Exercise: Within the entries underneath, how many lines include the string "http"? State only the number.

Data for review Block Start

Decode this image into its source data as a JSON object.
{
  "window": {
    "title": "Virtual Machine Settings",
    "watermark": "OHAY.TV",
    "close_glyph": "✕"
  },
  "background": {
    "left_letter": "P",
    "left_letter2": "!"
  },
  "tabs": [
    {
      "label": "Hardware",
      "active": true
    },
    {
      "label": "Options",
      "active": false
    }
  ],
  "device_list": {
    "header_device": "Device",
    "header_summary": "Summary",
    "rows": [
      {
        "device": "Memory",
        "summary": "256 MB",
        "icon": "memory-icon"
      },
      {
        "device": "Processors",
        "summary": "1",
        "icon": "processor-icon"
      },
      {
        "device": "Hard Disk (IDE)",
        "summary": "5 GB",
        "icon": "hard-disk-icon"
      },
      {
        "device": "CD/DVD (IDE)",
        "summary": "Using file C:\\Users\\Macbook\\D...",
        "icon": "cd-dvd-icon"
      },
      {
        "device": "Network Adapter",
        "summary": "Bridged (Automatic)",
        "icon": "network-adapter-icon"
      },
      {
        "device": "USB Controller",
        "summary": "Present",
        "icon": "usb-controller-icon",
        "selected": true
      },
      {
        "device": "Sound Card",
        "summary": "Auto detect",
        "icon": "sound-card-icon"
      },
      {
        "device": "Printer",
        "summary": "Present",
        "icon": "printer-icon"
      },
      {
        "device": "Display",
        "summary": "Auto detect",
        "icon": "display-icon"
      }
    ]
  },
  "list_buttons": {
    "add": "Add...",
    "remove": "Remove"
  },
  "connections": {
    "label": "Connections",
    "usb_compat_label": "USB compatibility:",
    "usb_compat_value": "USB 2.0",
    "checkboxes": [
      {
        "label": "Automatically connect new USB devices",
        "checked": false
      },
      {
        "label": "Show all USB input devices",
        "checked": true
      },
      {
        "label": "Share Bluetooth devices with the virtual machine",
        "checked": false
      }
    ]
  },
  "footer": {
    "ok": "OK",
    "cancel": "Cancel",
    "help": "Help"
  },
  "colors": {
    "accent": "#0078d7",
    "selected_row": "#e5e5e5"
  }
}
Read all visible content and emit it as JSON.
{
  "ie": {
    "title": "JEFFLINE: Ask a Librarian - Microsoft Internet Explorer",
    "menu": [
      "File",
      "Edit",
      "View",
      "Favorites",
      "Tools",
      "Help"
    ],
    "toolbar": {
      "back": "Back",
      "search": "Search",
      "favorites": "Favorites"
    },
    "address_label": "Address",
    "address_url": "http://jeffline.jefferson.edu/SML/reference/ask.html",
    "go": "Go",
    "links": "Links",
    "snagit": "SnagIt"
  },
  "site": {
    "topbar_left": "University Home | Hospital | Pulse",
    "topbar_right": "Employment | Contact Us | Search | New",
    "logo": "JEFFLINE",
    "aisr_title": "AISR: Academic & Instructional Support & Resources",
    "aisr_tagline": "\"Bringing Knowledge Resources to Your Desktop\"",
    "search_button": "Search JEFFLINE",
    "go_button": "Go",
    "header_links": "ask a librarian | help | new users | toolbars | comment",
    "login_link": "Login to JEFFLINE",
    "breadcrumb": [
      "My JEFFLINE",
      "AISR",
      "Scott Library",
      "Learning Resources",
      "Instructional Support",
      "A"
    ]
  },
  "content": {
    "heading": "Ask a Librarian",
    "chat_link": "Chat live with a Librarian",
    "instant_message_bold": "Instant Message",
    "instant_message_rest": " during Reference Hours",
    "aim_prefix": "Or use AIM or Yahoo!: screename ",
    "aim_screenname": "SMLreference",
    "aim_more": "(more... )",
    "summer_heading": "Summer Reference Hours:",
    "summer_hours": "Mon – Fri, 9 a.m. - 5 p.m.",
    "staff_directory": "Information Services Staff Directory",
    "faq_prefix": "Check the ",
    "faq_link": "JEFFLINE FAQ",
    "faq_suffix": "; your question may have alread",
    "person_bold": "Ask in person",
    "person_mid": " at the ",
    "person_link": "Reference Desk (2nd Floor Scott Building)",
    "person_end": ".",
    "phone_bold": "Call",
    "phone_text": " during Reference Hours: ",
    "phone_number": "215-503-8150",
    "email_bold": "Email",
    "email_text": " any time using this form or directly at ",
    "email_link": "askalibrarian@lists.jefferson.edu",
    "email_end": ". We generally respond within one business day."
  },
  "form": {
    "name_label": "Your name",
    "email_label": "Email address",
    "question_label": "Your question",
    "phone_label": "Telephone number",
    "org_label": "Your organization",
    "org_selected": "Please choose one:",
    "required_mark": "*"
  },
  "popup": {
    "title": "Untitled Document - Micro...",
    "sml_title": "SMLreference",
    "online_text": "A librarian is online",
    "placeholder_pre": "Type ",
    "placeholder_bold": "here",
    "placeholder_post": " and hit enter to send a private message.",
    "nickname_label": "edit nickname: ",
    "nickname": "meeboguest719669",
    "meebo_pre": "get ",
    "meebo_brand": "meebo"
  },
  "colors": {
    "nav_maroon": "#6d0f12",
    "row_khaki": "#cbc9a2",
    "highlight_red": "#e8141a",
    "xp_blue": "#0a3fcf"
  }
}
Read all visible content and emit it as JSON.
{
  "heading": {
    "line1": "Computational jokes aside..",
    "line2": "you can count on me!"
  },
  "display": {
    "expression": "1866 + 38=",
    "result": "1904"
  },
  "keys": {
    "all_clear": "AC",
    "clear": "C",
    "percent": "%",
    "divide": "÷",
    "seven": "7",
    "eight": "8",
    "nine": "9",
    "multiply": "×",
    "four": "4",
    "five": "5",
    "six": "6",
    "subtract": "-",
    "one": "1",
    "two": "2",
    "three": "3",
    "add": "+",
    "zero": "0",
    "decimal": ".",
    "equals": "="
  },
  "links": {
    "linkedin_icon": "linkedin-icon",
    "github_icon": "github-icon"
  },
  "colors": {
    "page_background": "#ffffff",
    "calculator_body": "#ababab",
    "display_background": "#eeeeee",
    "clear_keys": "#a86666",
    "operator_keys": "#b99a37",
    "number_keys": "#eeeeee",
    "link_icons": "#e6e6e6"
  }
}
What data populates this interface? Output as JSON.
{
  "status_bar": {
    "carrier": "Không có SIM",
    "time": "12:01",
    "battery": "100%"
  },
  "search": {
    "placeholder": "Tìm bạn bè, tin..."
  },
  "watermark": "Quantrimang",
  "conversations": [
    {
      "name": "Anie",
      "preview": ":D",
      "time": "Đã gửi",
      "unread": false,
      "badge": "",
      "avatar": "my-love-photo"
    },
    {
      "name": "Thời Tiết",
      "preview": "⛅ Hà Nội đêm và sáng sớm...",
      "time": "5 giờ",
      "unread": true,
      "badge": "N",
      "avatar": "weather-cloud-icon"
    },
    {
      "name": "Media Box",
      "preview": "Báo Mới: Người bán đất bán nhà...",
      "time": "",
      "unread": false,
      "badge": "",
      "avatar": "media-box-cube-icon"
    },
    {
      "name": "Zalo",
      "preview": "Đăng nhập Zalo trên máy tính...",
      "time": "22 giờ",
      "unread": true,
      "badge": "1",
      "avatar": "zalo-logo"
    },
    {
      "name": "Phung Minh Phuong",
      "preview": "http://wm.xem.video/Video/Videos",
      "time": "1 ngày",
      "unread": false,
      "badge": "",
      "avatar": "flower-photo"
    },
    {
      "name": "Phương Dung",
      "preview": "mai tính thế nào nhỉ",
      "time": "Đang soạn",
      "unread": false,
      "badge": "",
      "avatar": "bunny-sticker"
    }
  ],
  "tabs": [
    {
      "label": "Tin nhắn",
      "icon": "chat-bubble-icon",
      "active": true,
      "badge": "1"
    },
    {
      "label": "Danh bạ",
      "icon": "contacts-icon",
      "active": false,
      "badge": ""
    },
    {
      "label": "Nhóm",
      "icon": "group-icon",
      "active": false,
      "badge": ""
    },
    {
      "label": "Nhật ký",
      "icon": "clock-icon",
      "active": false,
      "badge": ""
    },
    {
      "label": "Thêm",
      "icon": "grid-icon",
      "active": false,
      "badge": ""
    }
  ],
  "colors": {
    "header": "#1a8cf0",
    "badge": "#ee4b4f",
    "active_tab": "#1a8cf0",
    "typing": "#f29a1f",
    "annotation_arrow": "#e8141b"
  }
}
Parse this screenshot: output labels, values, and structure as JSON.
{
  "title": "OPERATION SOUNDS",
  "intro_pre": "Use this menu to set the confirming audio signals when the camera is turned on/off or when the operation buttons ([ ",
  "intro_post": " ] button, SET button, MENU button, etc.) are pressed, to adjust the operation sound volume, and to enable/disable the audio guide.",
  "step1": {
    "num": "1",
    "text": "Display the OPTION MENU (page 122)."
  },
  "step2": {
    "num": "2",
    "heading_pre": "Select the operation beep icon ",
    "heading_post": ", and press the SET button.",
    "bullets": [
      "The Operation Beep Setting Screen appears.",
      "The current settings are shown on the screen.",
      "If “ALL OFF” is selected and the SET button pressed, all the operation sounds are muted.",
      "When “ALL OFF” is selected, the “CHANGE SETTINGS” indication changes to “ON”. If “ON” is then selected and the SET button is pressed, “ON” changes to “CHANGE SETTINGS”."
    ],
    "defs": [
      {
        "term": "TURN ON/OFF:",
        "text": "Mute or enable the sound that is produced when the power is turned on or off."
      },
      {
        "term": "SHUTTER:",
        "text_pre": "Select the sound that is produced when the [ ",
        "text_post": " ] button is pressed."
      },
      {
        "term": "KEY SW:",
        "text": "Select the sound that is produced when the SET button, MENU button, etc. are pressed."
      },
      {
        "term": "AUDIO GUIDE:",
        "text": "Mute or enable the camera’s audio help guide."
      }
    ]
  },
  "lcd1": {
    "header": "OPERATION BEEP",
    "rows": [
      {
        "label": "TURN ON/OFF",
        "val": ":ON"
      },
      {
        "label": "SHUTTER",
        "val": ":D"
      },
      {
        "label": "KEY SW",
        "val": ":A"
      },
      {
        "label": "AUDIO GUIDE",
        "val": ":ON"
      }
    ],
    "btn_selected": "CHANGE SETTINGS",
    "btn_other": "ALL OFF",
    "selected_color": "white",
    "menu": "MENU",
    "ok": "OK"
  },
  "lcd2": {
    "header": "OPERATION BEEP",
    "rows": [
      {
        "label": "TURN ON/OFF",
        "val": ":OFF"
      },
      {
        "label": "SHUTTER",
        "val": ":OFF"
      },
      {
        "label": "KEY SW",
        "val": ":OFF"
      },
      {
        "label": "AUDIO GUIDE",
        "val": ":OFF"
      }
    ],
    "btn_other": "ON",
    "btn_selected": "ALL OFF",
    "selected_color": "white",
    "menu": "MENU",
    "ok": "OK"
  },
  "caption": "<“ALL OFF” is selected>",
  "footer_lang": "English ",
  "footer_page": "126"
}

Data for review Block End

Written solution: 2